▸ Exercise description:
Each record below has to be printed verbatim.
Materials provided Block Start
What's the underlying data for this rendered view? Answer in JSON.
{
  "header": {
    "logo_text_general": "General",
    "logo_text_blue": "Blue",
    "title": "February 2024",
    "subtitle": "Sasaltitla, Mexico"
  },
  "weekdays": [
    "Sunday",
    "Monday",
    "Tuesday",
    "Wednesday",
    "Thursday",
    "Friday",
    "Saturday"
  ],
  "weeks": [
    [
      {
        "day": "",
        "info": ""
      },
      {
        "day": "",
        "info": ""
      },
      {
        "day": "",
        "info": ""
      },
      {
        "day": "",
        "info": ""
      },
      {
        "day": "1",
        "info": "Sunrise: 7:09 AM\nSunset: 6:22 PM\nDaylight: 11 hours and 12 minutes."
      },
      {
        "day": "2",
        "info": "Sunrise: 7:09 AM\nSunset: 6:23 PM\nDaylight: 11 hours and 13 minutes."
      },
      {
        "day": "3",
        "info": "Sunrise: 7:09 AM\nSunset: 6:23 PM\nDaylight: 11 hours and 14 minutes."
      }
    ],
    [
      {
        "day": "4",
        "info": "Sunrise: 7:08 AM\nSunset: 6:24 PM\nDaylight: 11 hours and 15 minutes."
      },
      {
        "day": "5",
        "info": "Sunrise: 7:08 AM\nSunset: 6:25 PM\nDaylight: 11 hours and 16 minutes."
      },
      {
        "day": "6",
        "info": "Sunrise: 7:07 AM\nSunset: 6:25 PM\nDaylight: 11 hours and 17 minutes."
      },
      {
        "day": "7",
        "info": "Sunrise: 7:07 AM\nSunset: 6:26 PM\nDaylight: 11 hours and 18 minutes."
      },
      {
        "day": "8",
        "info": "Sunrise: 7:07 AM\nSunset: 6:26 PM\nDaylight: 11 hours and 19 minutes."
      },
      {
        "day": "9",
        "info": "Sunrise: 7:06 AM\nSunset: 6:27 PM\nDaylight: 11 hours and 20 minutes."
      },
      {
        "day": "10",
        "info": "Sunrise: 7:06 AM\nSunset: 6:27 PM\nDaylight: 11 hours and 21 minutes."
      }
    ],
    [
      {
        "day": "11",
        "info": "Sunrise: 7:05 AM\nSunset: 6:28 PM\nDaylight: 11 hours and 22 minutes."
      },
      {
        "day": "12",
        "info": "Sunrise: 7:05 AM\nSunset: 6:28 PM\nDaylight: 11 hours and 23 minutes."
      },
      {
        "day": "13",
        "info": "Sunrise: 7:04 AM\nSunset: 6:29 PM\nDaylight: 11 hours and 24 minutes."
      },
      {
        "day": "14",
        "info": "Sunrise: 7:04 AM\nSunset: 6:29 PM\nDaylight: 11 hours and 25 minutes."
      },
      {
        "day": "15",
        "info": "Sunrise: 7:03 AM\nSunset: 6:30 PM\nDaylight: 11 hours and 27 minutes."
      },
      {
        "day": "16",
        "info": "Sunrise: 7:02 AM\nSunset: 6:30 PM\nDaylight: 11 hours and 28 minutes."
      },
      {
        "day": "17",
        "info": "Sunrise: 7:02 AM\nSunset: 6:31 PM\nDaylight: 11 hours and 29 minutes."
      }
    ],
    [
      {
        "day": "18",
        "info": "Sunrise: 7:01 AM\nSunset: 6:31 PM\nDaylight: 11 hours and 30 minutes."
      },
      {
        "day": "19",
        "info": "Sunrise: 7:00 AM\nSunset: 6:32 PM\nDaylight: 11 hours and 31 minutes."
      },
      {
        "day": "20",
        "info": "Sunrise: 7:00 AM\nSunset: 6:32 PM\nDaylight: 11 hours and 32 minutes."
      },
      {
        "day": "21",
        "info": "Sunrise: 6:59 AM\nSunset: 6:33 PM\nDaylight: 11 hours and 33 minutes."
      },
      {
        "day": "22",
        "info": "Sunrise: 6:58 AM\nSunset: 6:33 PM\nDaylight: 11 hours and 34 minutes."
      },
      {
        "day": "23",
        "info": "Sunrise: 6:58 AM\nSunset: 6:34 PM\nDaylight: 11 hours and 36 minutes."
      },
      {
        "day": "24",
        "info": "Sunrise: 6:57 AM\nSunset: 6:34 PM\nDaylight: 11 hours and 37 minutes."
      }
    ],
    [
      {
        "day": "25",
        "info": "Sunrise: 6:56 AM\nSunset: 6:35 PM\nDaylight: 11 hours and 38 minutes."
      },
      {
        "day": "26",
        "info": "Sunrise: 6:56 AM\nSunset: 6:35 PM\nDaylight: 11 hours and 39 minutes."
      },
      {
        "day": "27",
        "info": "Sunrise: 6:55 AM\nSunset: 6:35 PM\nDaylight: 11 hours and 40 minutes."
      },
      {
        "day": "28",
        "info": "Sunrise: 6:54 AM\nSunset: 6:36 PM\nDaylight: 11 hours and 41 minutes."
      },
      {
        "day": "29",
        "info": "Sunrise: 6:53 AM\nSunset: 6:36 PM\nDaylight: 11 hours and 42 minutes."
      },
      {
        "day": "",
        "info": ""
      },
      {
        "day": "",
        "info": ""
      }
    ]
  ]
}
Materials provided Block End
▸ Expected answer:
What's the underlying data for this rendered view? Answer in JSON.
{
  "header": {
    "logo_text_general": "General",
    "logo_text_blue": "Blue",
    "title": "February 2024",
    "subtitle": "Sasaltitla, Mexico"
  },
  "weekdays": [
    "Sunday",
    "Monday",
    "Tuesday",
    "Wednesday",
    "Thursday",
    "Friday",
    "Saturday"
  ],
  "weeks": [
    [
      {
        "day": "",
        "info": ""
      },
      {
        "day": "",
        "info": ""
      },
      {
        "day": "",
        "info": ""
      },
      {
        "day": "",
        "info": ""
      },
      {
        "day": "1",
        "info": "Sunrise: 7:09 AM\nSunset: 6:22 PM\nDaylight: 11 hours and 12 minutes."
      },
      {
        "day": "2",
        "info": "Sunrise: 7:09 AM\nSunset: 6:23 PM\nDaylight: 11 hours and 13 minutes."
      },
      {
        "day": "3",
        "info": "Sunrise: 7:09 AM\nSunset: 6:23 PM\nDaylight: 11 hours and 14 minutes."
      }
    ],
    [
      {
        "day": "4",
        "info": "Sunrise: 7:08 AM\nSunset: 6:24 PM\nDaylight: 11 hours and 15 minutes."
      },
      {
        "day": "5",
        "info": "Sunrise: 7:08 AM\nSunset: 6:25 PM\nDaylight: 11 hours and 16 minutes."
      },
      {
        "day": "6",
        "info": "Sunrise: 7:07 AM\nSunset: 6:25 PM\nDaylight: 11 hours and 17 minutes."
      },
      {
        "day": "7",
        "info": "Sunrise: 7:07 AM\nSunset: 6:26 PM\nDaylight: 11 hours and 18 minutes."
      },
      {
        "day": "8",
        "info": "Sunrise: 7:07 AM\nSunset: 6:26 PM\nDaylight: 11 hours and 19 minutes."
      },
      {
        "day": "9",
        "info": "Sunrise: 7:06 AM\nSunset: 6:27 PM\nDaylight: 11 hours and 20 minutes."
      },
      {
        "day": "10",
        "info": "Sunrise: 7:06 AM\nSunset: 6:27 PM\nDaylight: 11 hours and 21 minutes."
      }
    ],
    [
      {
        "day": "11",
        "info": "Sunrise: 7:05 AM\nSunset: 6:28 PM\nDaylight: 11 hours and 22 minutes."
      },
      {
        "day": "12",
        "info": "Sunrise: 7:05 AM\nSunset: 6:28 PM\nDaylight: 11 hours and 23 minutes."
      },
      {
        "day": "13",
        "info": "Sunrise: 7:04 AM\nSunset: 6:29 PM\nDaylight: 11 hours and 24 minutes."
      },
      {
        "day": "14",
        "info": "Sunrise: 7:04 AM\nSunset: 6:29 PM\nDaylight: 11 hours and 25 minutes."
      },
      {
        "day": "15",
        "info": "Sunrise: 7:03 AM\nSunset: 6:30 PM\nDaylight: 11 hours and 27 minutes."
      },
      {
        "day": "16",
        "info": "Sunrise: 7:02 AM\nSunset: 6:30 PM\nDaylight: 11 hours and 28 minutes."
      },
      {
        "day": "17",
        "info": "Sunrise: 7:02 AM\nSunset: 6:31 PM\nDaylight: 11 hours and 29 minutes."
      }
    ],
    [
      {
        "day": "18",
        "info": "Sunrise: 7:01 AM\nSunset: 6:31 PM\nDaylight: 11 hours and 30 minutes."
      },
      {
        "day": "19",
        "info": "Sunrise: 7:00 AM\nSunset: 6:32 PM\nDaylight: 11 hours and 31 minutes."
      },
      {
        "day": "20",
        "info": "Sunrise: 7:00 AM\nSunset: 6:32 PM\nDaylight: 11 hours and 32 minutes."
      },
      {
        "day": "21",
        "info": "Sunrise: 6:59 AM\nSunset: 6:33 PM\nDaylight: 11 hours and 33 minutes."
      },
      {
        "day": "22",
        "info": "Sunrise: 6:58 AM\nSunset: 6:33 PM\nDaylight: 11 hours and 34 minutes."
      },
      {
        "day": "23",
        "info": "Sunrise: 6:58 AM\nSunset: 6:34 PM\nDaylight: 11 hours and 36 minutes."
      },
      {
        "day": "24",
        "info": "Sunrise: 6:57 AM\nSunset: 6:34 PM\nDaylight: 11 hours and 37 minutes."
      }
    ],
    [
      {
        "day": "25",
        "info": "Sunrise: 6:56 AM\nSunset: 6:35 PM\nDaylight: 11 hours and 38 minutes."
      },
      {
        "day": "26",
        "info": "Sunrise: 6:56 AM\nSunset: 6:35 PM\nDaylight: 11 hours and 39 minutes."
      },
      {
        "day": "27",
        "info": "Sunrise: 6:55 AM\nSunset: 6:35 PM\nDaylight: 11 hours and 40 minutes."
      },
      {
        "day": "28",
        "info": "Sunrise: 6:54 AM\nSunset: 6:36 PM\nDaylight: 11 hours and 41 minutes."
      },
      {
        "day": "29",
        "info": "Sunrise: 6:53 AM\nSunset: 6:36 PM\nDaylight: 11 hours and 42 minutes."
      },
      {
        "day": "",
        "info": ""
      },
      {
        "day": "",
        "info": ""
      }
    ]
  ]
}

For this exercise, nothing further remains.